(Items from an interface collection)
....................

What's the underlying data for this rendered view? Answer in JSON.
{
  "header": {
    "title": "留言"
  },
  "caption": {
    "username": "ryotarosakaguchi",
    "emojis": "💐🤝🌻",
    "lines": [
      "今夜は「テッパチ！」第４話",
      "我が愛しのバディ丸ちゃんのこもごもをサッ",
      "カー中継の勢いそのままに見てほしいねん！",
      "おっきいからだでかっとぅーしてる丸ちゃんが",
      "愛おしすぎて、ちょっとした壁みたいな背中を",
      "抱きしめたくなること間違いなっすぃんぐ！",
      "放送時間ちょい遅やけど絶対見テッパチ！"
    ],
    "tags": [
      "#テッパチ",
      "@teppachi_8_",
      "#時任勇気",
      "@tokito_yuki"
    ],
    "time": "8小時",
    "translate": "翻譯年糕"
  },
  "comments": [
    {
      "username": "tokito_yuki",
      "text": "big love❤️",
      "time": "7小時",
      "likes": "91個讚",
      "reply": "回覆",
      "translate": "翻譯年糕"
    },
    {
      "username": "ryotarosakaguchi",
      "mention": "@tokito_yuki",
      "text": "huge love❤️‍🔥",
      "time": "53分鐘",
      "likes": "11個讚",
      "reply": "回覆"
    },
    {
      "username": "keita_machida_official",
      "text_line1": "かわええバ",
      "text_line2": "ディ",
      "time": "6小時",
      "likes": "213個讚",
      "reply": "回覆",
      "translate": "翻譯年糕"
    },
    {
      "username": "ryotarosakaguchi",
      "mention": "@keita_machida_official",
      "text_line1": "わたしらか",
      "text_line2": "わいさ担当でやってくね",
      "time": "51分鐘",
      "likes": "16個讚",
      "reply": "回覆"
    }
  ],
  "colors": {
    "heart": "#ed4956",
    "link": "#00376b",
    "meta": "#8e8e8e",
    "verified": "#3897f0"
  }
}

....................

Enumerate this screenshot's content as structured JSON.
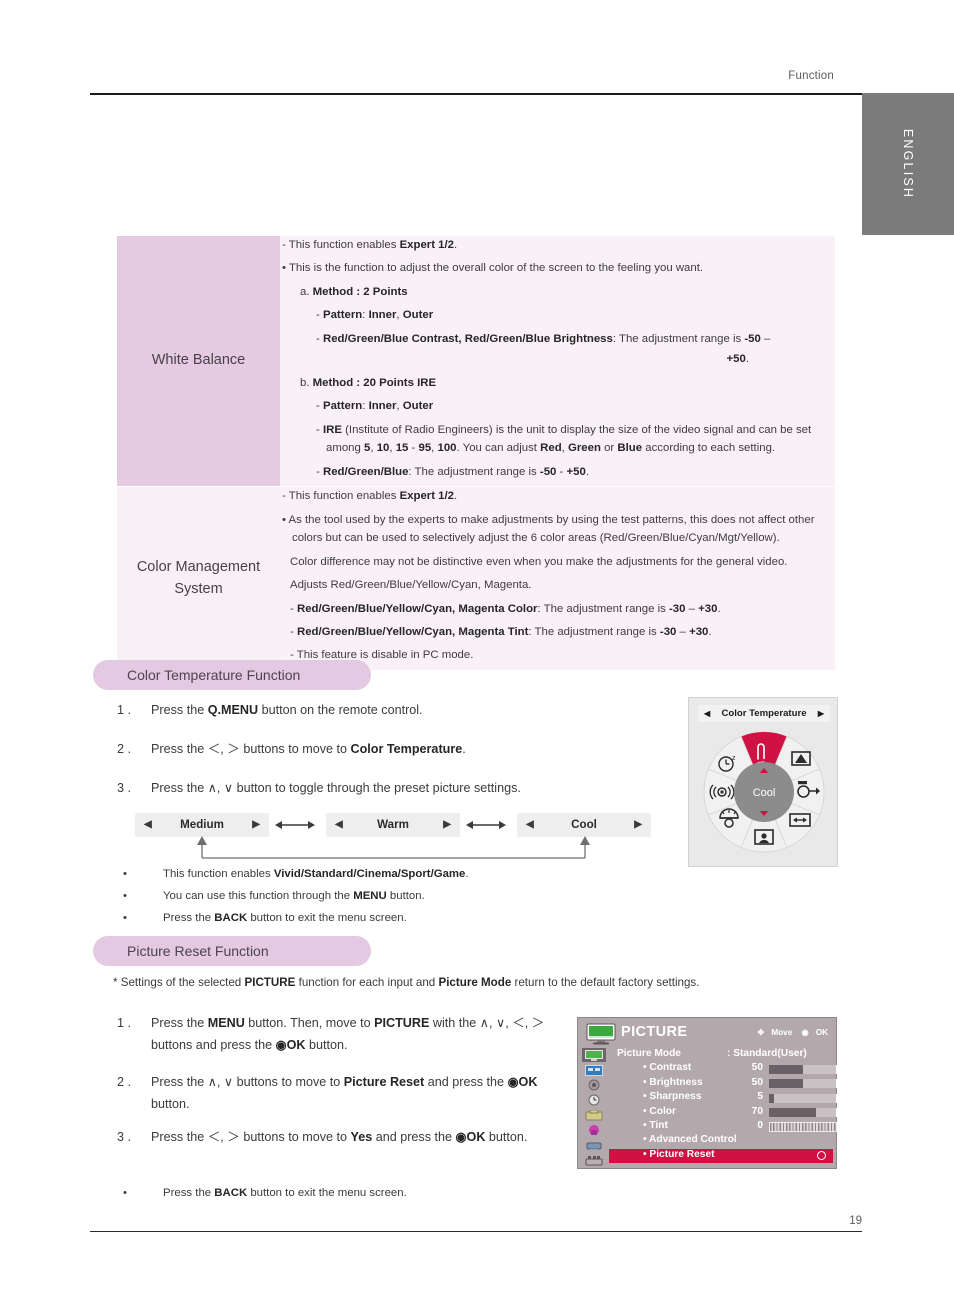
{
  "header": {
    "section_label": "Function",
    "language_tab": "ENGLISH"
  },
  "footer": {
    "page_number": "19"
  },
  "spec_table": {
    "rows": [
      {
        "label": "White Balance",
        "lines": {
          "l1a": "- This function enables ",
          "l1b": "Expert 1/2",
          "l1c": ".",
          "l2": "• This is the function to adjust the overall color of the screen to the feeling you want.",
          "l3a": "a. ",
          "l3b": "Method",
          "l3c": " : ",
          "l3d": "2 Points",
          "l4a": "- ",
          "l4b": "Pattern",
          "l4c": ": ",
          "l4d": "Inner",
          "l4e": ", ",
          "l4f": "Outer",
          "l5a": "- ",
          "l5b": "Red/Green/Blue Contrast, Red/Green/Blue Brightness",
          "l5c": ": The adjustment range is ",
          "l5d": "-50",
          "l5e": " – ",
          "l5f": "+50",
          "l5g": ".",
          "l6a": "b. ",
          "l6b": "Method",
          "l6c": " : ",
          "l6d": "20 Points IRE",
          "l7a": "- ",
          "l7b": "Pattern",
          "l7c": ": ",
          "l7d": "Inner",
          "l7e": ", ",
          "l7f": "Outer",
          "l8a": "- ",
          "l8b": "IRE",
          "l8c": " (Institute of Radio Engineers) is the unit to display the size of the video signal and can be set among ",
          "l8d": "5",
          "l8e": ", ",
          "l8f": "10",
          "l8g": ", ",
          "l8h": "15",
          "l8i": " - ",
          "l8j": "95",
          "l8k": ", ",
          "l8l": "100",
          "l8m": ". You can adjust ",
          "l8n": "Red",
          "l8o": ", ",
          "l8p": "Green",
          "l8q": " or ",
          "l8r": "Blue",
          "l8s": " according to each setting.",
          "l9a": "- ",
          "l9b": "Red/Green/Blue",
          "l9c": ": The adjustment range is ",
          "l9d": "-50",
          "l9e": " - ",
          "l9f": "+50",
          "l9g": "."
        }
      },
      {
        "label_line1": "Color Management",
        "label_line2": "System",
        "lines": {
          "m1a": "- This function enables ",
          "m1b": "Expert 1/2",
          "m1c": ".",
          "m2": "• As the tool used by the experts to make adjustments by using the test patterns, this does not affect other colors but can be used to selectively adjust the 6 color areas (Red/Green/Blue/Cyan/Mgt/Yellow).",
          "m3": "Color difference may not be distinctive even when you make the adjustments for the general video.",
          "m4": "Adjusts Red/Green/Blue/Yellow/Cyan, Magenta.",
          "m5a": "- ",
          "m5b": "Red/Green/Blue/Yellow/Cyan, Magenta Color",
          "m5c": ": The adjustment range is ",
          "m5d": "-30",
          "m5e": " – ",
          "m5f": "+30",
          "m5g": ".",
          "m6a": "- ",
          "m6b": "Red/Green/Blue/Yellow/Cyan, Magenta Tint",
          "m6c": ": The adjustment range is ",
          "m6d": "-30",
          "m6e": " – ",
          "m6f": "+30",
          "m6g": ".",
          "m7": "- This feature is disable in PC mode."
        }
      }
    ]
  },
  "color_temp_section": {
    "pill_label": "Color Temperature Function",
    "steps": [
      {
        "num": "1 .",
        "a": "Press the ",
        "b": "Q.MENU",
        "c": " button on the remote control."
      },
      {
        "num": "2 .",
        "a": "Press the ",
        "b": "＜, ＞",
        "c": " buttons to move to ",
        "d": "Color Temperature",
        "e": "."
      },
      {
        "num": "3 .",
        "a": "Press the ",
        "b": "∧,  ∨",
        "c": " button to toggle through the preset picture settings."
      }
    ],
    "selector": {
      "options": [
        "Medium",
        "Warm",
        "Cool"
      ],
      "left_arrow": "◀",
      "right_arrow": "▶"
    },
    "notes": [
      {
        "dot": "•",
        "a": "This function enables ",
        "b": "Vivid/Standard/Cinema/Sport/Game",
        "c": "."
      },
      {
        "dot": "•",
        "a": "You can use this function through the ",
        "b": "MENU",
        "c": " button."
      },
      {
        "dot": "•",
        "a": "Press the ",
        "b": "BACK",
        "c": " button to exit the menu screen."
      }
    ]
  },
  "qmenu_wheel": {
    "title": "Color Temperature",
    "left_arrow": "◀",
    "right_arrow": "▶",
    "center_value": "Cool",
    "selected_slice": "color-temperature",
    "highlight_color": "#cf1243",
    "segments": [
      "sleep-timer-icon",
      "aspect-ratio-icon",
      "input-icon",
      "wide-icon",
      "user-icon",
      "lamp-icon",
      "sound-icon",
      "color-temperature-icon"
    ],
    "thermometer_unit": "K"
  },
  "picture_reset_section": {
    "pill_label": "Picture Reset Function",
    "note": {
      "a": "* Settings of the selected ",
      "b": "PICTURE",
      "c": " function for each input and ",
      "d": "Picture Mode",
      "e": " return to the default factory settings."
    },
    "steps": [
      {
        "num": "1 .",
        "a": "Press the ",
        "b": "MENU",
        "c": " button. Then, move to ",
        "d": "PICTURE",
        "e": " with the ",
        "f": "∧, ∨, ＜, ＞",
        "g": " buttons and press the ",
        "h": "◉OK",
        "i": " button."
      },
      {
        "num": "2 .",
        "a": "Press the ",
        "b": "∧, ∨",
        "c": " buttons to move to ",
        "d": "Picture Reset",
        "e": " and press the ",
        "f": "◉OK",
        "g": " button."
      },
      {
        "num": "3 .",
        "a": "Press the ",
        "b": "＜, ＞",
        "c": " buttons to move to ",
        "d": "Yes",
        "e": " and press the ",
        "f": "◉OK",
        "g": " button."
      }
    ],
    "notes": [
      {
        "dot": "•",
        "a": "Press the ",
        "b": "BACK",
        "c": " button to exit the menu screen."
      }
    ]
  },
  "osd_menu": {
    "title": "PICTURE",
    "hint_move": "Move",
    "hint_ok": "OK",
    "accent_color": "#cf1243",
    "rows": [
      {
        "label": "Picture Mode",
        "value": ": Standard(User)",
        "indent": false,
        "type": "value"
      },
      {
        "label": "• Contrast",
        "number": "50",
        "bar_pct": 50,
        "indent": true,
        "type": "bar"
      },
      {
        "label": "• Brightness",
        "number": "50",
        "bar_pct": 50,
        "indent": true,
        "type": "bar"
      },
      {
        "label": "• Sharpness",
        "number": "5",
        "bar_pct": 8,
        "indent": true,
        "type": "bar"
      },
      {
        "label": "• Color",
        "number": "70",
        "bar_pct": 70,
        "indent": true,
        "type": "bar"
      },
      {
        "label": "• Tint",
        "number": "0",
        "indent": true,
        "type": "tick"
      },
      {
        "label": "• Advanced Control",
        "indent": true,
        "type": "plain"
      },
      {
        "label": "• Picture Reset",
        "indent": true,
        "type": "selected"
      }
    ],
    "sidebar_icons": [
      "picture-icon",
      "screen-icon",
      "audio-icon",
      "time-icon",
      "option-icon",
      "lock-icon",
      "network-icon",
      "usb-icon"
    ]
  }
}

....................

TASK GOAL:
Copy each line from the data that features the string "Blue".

YOUR SOLUTION:
          "l5b": "Red/Green/Blue Contrast, Red/Green/Blue Brightness",
          "l8r": "Blue",
          "l9b": "Red/Green/Blue",
          "m2": "• As the tool used by the experts to make adjustments by using the test patterns, this does not affect other colors but can be used to selectively adjust the 6 color areas (Red/Green/Blue/Cyan/Mgt/Yellow).",
          "m4": "Adjusts Red/Green/Blue/Yellow/Cyan, Magenta.",
          "m5b": "Red/Green/Blue/Yellow/Cyan, Magenta Color",
          "m6b": "Red/Green/Blue/Yellow/Cyan, Magenta Tint",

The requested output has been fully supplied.